DR. ASHOK SHUMSHERE J.B.R.
It is a well-known fact to every Nepali is that a remittance is a transfer of money by a foreign worker to his or her home country. The money sent by migrants constitutes the second largest financial inflow to many developing countries, surpassing international aid. Moreover, remittance transfers can also promote access to financial services for the sender and recipient by increasing financial and social inclusion.
Remittance also promotes, in the receiving countries closer economic ties with the global economy increasing its dependence, instead of building sustainable, local econ-omies. Historically, foreign employment has played a significant role in our country. In the early 19th century, a sizeable Nepali population were admitted in the British army and fought against the allied powers during the World Wars.
The start of the construction boom in the emerging economies in Asia and Gulf countries in the 1980s provided yet another opportunity for young, energetic and dashing Nepalese to venture out for foreign employment in quest of a respectable and prestigious life. Foreign employment gave them employment and income opportunities, which are not easily available in the country. It has led to political and economic empowerment of people including women, offering an alternative to land- based wealth.
The World Bank Global Economic Perspective Report 2006 points out that remittance inflow has made it possible for Bangladesh to cut poverty by 6 per cent. In Nepal, a study undertaken by Nepal living standard survey on the contribution of remittances in reducing poverty between 1996 and 2003 reported that it was 11 per cent. According to National Planning Commission (NPC), the current absolute poverty atands at 25.4 per cent, which is based on less than $1 daily income, and calorie intake needed to survive.
Remittances contributed significantly to reduce this extent of poverty. Though the number of Nepali migrant worker going for blue collar jobs abroad has not decreased, in fact, the remittance inflow has retarded. According to the World Bank, it is anticipated that the global remittance market will grow at 9.2 per cent during 2010-11.
According to the report of Central Bank of Nepal, the growth rate of remittances declined sharply from 51 per cent during eleven months of FY 2008-09 to 11.8 per cent for the corresponding period 2009-10. Inflow of remittance marked Rs. 230 billion in the FY 2009-10 which is estimated to be 19.4 per cent of GDP. This diminishing growth rate of remittance has affected Nepal’s balance of payment which is at a deficit of 19.57 billion in 2009-10. Hand in hand, the tortoise walk of remittance growth has hardened the problem of liquidity crunch.

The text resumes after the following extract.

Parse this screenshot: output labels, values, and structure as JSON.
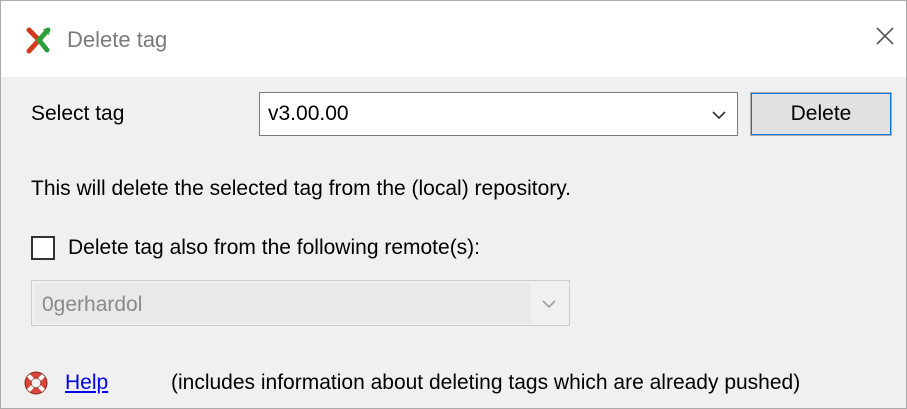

Nepal’s economy has suddenly entered into a crucial phase after the country observed a sensitive plunge in remittance growth rate. This has swollen the country’s Balance of Payment deficit, washed-out foreign exchange reserve and exacerbated liquidity in the market. In addition to this, it has hampered domestic financial system, consumption and imports. It has indirectly affected tax revenue increment. Particularly, at this juncture when the implementation of capital expenditure programme is likely to go as a wild goose chase; remittance has been the only hope to rescue the sick economy from the low level equilibrium trap. Remittance has been imperative for survival, poverty reduction and eliminating impoverished condition of life.
The Government has to resolve these problems because remittance is one of the growing sectors of the economy. Here are some of the policies prescribed which are directed towards promoting employment so that more remittance would have a direct impact on poverty reduction : a) The government should provide all possible incentives to encourage official transfer of remittance in lieu of hundi system b) Nepal’s remittance displaying a downswing trend, the country should negotiate with effective economic diplomacy through its Missions so as to rectify the deteriorating circumstances of growth c) Market oriented skill of human resource needs to be meticulously developed to challenge foreign competition by providing vocational and technical training such as welding, carpentry, auto-mechanics and like-wise training for getting placement in related jobs. c) The policy of the Government should be consistent in order to obtain greater extent of benefits from remittance for nation building d) The Government should be omniscient to develop workers confidence to tackle adverse circumstances arising in their working position d) Conducive environment should be created to the returnees for business purposes in order to practically transform them from “brain drain” to “brain dissemination”. Remittance has been a primary force that is dynamic in combating the sorry state of affairs of the Nepalese economy. Pragmatic policies and plans are imperative if the country is to maximise its gains from the migrant workers and the remittance that they send back home to Nepal.
Dr. Rana is a senior economist